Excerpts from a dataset

-------

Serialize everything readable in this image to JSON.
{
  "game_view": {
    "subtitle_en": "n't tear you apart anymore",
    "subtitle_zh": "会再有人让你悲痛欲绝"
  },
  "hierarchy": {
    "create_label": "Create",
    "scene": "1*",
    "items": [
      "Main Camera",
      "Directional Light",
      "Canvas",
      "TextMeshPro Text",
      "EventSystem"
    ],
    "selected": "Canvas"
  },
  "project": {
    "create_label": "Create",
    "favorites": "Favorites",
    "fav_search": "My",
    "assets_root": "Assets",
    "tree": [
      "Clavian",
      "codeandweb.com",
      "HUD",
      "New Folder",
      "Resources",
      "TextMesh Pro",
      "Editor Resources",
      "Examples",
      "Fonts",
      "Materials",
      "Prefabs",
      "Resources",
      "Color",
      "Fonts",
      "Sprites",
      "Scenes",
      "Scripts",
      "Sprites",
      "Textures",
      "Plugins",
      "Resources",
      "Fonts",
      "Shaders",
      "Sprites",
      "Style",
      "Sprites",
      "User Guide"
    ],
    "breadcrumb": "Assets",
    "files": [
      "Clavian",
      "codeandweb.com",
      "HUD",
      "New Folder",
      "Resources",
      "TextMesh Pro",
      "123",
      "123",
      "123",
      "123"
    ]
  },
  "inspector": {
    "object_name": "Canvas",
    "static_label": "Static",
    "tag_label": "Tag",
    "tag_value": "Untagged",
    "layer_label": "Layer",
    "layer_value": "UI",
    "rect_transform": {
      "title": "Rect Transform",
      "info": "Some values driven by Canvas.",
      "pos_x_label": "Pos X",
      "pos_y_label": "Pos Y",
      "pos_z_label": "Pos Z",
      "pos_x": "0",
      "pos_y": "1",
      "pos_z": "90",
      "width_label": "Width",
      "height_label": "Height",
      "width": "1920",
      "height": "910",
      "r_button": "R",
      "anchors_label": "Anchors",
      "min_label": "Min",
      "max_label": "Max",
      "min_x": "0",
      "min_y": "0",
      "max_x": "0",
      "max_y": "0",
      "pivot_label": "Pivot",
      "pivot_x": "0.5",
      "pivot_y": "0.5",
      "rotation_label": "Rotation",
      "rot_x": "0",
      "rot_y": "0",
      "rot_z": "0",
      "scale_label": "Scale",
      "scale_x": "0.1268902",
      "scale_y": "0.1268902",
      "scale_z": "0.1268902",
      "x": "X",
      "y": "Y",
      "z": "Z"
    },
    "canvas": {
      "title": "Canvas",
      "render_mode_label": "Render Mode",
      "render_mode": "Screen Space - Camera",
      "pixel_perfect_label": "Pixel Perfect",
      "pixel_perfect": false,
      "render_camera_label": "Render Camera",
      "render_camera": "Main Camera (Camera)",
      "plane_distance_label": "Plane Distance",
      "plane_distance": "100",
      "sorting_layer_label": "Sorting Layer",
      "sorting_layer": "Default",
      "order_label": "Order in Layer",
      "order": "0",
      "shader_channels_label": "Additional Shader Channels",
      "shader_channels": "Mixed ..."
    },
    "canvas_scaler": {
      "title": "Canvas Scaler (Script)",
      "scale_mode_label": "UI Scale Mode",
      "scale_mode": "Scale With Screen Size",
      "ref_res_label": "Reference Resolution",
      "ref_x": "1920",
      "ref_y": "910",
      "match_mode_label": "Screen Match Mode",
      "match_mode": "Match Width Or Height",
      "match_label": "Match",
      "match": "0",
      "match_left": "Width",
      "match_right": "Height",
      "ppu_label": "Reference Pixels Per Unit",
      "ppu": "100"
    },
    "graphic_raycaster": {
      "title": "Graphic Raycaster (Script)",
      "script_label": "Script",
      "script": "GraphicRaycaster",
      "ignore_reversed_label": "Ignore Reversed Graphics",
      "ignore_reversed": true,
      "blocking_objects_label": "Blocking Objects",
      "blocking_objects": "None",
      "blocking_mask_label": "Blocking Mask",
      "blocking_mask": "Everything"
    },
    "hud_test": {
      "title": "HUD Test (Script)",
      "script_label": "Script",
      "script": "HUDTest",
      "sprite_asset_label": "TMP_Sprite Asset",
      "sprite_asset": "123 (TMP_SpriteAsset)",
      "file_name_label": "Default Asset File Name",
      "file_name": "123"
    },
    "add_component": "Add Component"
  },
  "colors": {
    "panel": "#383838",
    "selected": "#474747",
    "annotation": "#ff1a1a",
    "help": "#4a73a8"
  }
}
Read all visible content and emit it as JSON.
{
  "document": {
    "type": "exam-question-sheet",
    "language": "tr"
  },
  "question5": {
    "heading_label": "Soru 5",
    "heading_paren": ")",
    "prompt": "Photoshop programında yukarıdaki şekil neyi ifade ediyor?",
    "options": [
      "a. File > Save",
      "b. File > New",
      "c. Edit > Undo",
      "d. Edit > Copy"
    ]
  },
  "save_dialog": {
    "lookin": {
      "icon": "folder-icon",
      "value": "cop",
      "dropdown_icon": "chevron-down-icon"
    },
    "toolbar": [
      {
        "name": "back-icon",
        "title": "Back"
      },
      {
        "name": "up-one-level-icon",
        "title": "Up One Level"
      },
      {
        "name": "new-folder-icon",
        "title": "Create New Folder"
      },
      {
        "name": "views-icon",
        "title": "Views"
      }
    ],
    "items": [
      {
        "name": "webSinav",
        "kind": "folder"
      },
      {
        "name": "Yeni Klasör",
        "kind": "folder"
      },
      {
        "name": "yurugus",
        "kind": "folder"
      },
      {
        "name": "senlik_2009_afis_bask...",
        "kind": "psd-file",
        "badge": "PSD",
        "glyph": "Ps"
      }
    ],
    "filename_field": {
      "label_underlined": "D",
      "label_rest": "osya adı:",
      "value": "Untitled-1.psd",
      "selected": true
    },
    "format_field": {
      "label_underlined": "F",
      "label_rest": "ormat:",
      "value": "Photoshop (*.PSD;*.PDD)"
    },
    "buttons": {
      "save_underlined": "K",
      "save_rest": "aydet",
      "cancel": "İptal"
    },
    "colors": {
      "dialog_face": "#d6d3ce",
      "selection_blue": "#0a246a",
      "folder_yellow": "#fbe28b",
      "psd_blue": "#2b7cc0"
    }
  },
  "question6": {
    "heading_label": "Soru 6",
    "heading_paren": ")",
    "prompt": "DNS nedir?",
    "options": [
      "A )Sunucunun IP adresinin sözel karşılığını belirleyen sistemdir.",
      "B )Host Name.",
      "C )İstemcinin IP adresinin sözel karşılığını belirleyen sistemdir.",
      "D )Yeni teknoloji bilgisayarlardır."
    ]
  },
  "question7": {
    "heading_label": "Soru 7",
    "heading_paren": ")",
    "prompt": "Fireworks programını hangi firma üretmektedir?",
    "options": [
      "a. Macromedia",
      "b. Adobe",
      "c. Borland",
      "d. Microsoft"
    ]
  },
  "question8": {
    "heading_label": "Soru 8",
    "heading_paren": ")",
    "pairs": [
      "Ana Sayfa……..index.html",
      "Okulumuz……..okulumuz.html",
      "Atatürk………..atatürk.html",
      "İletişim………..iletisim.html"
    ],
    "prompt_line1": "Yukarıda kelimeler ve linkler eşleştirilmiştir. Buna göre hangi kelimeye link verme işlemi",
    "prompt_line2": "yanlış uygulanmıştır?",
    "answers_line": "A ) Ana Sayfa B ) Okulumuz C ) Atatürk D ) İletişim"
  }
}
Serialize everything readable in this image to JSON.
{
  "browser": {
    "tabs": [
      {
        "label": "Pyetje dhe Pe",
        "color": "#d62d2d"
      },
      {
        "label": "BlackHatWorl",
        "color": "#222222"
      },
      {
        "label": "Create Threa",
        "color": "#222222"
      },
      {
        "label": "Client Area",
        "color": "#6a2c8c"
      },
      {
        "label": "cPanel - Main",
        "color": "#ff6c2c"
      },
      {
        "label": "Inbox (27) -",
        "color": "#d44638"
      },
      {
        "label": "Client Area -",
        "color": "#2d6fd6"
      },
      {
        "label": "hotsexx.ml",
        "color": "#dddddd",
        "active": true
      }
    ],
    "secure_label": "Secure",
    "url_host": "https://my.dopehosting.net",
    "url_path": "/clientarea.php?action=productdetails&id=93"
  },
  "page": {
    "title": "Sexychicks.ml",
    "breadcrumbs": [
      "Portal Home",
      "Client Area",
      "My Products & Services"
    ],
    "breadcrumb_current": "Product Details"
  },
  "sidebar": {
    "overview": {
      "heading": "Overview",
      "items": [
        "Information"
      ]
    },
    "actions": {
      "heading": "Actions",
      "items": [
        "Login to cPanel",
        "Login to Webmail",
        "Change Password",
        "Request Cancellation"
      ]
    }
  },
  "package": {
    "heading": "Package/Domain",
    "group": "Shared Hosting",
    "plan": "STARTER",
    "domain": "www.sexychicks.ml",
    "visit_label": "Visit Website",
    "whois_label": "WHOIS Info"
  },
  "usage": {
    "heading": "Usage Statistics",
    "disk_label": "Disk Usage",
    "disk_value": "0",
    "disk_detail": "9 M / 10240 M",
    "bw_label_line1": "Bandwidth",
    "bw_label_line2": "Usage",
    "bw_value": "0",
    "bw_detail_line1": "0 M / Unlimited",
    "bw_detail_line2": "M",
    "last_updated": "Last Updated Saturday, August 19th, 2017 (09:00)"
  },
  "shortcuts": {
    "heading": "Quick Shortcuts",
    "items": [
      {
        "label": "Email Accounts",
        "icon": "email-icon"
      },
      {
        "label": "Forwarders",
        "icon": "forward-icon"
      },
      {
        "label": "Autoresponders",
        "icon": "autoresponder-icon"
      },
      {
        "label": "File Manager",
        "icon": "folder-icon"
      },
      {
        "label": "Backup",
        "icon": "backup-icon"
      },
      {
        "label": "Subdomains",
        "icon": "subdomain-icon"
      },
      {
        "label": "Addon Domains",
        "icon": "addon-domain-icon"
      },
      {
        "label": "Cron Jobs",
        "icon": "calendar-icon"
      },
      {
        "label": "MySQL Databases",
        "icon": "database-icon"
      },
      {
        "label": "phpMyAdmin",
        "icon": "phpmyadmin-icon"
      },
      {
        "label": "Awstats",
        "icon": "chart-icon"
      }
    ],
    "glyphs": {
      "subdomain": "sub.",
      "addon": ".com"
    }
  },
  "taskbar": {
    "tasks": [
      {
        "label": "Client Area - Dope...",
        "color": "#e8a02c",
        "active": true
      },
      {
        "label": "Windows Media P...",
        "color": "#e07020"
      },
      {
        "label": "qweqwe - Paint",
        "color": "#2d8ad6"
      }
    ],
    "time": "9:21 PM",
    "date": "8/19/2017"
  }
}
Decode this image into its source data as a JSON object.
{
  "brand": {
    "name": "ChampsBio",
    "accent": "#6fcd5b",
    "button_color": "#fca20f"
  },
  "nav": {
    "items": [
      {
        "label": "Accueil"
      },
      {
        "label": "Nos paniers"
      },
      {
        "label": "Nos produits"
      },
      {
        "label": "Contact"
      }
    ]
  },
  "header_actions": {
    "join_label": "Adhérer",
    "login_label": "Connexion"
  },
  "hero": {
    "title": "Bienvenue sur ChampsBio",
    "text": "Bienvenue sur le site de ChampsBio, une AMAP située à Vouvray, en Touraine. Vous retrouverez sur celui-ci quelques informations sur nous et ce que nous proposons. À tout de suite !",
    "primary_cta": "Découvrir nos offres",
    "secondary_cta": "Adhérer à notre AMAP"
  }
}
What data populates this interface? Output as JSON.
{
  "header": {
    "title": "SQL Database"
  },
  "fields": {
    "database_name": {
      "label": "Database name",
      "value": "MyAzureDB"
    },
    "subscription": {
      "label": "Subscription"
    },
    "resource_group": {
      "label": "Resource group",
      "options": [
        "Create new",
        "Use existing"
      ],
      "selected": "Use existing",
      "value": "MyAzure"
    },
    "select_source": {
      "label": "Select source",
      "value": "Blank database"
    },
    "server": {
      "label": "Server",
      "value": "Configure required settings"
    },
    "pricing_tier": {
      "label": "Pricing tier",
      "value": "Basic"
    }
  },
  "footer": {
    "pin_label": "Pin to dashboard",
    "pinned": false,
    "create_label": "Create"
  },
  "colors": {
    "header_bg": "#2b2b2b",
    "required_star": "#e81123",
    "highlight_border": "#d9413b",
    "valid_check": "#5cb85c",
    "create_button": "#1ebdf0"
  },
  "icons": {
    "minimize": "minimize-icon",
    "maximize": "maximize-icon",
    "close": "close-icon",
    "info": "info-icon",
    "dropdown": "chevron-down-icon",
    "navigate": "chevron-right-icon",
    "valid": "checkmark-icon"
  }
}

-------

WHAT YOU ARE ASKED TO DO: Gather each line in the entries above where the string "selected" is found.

RESULT:
    "selected": "Canvas"
    "selected": "#474747",
      "selected": true
      "selected": "Use existing",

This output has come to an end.